» **WORK TO COMPLETE**
Scan the entries below. Return every line that includes "TARGET".

» **SOURCE MATERIAL**
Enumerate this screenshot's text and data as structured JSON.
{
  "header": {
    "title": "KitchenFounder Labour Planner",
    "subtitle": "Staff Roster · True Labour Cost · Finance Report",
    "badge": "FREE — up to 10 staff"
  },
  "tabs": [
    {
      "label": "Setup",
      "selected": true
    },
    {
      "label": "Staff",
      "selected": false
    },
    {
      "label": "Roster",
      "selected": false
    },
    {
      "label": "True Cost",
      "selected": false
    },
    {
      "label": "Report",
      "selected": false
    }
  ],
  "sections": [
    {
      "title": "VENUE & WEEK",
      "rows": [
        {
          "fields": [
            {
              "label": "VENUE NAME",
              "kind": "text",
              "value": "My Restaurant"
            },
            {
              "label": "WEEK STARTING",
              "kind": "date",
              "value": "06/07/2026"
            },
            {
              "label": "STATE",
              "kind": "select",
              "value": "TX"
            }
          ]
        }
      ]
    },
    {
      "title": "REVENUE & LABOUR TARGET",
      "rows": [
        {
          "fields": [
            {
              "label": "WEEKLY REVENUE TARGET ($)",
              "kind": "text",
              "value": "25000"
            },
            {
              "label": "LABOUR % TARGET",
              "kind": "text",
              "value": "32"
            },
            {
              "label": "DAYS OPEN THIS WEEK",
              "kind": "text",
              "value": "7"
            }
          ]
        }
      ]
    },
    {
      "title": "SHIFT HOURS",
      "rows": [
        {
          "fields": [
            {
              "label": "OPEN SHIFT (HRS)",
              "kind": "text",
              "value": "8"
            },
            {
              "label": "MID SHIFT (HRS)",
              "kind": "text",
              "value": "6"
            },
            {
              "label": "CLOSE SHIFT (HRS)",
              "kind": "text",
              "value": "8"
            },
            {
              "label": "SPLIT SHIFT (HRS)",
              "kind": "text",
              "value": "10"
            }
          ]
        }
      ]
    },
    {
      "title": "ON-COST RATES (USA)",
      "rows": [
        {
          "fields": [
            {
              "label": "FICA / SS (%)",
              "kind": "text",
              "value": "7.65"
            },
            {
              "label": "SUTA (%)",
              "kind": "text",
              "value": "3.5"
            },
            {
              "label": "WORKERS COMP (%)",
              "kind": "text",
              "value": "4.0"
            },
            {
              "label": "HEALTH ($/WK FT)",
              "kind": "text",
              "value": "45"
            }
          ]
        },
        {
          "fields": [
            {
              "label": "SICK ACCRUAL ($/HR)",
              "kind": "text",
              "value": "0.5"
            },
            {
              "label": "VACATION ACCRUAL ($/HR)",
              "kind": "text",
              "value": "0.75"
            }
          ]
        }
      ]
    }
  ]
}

» **SOLUTION BELOW**
      "title": "REVENUE & LABOUR TARGET",
              "label": "WEEKLY REVENUE TARGET ($)",
              "label": "LABOUR % TARGET",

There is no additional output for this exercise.